    Thanks again for the reply.
    Last edited by richstang; 08-27-2020 at 09:06 PM. Reason: correcting sentence grammar

  10. #10

    Default

    The SSTubes rear line pair came in yesterday. After soaking all the connection with WD40 yesterday, I started today on the left side today. First wanted to drain the fluid, but the bleeder snapped right off with little effort. UGH! I guess I'll have to replace the wheel cylinder too now.

    The two rear line fasteners on the rear of the axle came loose with no problem. I can't see how the right side line center bracket is held. It looks like a bolt over the top holds it, now sure why it was needed in the first place. I also picked up a new center hose line, just in case.

    I hate rust, and these 30 year old + car have it everywhere here in the northeast. Time to get back to it and see what else inevitably will go wrong.

  11. #11

    Default

    Both lines were a perfect fit from SSTubes. I followed the advice here and put some anti-seize lube on them (Thanks)

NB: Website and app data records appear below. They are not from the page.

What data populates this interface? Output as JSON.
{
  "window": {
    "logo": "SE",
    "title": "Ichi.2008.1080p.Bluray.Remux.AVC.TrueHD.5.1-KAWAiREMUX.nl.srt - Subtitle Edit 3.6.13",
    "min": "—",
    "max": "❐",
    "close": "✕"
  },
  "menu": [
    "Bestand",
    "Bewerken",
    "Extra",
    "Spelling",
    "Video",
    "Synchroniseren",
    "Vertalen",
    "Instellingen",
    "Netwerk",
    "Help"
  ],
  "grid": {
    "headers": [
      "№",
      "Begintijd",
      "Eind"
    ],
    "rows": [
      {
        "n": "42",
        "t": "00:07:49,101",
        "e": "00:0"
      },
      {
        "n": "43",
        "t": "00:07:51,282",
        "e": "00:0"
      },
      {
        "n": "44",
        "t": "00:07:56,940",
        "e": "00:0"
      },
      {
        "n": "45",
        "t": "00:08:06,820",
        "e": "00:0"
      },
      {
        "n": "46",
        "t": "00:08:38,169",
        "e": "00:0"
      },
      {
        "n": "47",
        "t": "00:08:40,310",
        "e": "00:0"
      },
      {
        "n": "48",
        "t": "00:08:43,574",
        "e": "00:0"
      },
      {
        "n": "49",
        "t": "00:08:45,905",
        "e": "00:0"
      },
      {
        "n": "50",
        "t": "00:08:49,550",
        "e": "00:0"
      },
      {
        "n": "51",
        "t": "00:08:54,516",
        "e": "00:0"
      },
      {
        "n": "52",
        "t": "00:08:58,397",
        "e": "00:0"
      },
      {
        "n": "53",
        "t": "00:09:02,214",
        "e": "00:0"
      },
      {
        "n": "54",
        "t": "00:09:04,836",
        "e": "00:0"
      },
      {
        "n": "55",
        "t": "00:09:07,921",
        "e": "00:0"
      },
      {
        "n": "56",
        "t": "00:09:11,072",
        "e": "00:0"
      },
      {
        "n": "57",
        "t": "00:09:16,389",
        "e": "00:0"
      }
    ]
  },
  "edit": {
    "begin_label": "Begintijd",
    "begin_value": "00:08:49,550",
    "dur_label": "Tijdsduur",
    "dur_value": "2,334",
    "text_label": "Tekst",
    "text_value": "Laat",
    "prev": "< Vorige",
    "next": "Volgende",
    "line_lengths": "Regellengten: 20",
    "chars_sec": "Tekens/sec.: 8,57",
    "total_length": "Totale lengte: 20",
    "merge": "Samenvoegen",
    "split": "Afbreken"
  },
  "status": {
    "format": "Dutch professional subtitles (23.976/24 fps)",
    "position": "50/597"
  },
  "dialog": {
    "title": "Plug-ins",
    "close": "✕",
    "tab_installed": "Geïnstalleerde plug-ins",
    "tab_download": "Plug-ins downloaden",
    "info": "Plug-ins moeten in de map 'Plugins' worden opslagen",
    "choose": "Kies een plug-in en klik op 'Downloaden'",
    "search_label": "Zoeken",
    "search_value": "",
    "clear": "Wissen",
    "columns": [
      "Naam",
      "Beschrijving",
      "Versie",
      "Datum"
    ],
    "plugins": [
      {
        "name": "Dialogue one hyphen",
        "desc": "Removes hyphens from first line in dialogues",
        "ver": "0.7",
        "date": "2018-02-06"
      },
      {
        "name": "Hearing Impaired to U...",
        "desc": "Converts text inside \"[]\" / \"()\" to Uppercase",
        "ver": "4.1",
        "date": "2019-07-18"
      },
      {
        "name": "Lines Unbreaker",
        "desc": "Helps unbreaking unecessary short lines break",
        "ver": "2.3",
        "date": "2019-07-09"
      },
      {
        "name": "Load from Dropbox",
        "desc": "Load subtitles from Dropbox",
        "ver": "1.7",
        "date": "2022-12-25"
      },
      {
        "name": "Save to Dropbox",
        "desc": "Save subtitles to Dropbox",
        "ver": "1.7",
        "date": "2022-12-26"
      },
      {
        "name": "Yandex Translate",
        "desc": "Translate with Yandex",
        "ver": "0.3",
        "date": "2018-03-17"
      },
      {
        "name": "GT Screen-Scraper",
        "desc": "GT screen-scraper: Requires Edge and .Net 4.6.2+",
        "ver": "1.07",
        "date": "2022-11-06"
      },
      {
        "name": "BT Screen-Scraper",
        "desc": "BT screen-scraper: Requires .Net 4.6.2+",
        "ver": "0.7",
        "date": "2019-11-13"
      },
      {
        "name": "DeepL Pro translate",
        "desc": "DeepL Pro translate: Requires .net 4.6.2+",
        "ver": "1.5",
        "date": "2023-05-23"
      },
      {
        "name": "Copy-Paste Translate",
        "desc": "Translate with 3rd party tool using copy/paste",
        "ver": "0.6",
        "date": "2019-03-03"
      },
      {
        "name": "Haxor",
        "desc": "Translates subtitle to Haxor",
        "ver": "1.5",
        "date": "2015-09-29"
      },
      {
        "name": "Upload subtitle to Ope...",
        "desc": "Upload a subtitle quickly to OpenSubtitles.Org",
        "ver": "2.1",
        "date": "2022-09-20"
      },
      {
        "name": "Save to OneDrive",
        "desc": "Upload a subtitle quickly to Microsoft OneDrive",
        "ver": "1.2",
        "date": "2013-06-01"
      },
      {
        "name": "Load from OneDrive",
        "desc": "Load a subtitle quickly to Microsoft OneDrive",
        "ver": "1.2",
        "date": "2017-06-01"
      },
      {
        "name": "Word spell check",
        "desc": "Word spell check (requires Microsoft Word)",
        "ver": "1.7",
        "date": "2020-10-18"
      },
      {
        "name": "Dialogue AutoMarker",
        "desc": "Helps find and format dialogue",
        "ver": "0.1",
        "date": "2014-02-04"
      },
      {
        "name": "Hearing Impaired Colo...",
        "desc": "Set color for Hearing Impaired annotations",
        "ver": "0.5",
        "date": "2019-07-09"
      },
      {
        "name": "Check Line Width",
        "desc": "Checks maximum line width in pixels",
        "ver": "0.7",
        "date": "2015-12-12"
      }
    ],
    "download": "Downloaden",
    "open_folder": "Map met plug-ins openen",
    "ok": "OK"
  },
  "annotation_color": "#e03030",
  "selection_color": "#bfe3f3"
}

    At first they leaked, but only because I didn't want to over tighten them. After fixing that, all is well
    I did replace both wheel cylinders as the bleeder valve broke on one side. Also put it new hardware that was very rusty.
    The was still lots of life left in the shoes so they went back on as is.

Posting Permissions

  • You may not post new threads
  • You may not post replies
  • You may not post attachments
  • You may not edit your posts
  •